“We believe a map that is issued by Land and Survey Department to the developers contained a certain provision that requires them to exclude our NCR lands before implementing the project. Government’s instruction clearly had not been followed or obeyed – at least in our case,” he added.

At Upper Ba River valley where all the current 6,000 Punan people in Sarawak from Belaga, Kakus, Pandan and Jelalong live, their land had been logged several times over the past few years, Gebril claimed.

The logging activities, he said, inevitably led to destruction of their burial grounds – ‘kelirieng’ and ‘keludan’.

“We have protested the encroachment but to no avail. Worst affected burial grounds where our kelirieng and keludan once stood are at Sematai and Lukap rivers.

“The areas had been bulldozed, cleared and planted with acacia and oil palm trees – a very disrespectful act towards our custom and our resting ancestors in the areas. There is also a huge oil palm mill standing nearby,” he added.

He said ‘kelirieng’ is Sarawak’s cultural heritage as much as it is Punan heritage, thus it is protected under the Sarawak Cultural Heritage Ordinance 1993.

According to Gebril, Sarawak Museum had carried out numerous restoration projects in the area in the 80s.

“The destruction of our kelirieng and keludan sites at Sematai, Lukap and Punan rivers at Upper Ba River valley is clearly against the state laws,” he pointed out.

“And if this were to happen hundreds of years ago – at the time of our ancestors, we would have been told to go headhunting for the invaders,” he added.

Knowing that this is a modern day Sarawak, he said the Punan community fully supports the state government and the leadership of Chief Minister Datuk Patinggi Tan Sri Adenan Satem.

Gebril lauded the Chief Minister’s policy of minimising the development gap between urban and rural area as it was totally needed to bring progress to their areas.

“And ultimately, it is our hope that justice will be done and prevail.

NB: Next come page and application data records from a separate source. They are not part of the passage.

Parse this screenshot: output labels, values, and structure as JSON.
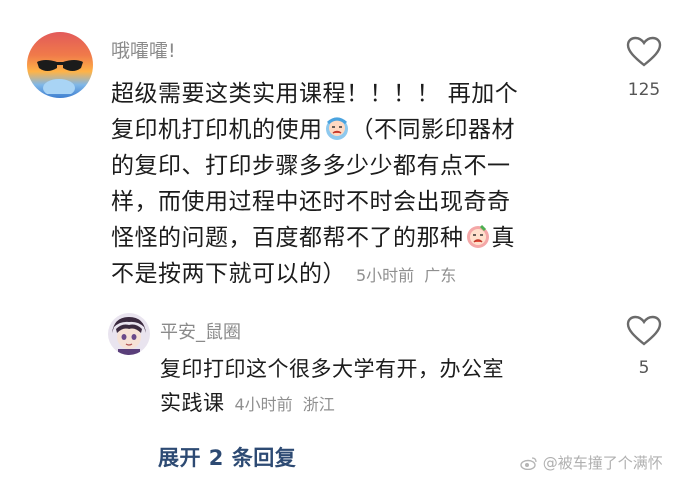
{
  "comment": {
    "username": "哦嚯嚯!",
    "lines": [
      "超级需要这类实用课程！！！！ 再加个",
      "复印机打印机的使用",
      "（不同影印器材",
      "的复印、打印步骤多多少少都有点不一",
      "样，而使用过程中还时不时会出现奇奇",
      "怪怪的问题，百度都帮不了的那种",
      "真",
      "不是按两下就可以的）"
    ],
    "time": "5小时前",
    "location": "广东",
    "like_count": "125"
  },
  "reply": {
    "username": "平安_鼠圈",
    "lines": [
      "复印打印这个很多大学有开，办公室",
      "实践课"
    ],
    "time": "4小时前",
    "location": "浙江",
    "like_count": "5"
  },
  "expand_label": "展开 2 条回复",
  "watermark": "@被车撞了个满怀",
  "colors": {
    "link": "#2d4a73",
    "meta": "#8f8f8f"
  }
}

Our rights to the lands will be restored, respected particularly by the leaseholder companies,” he added.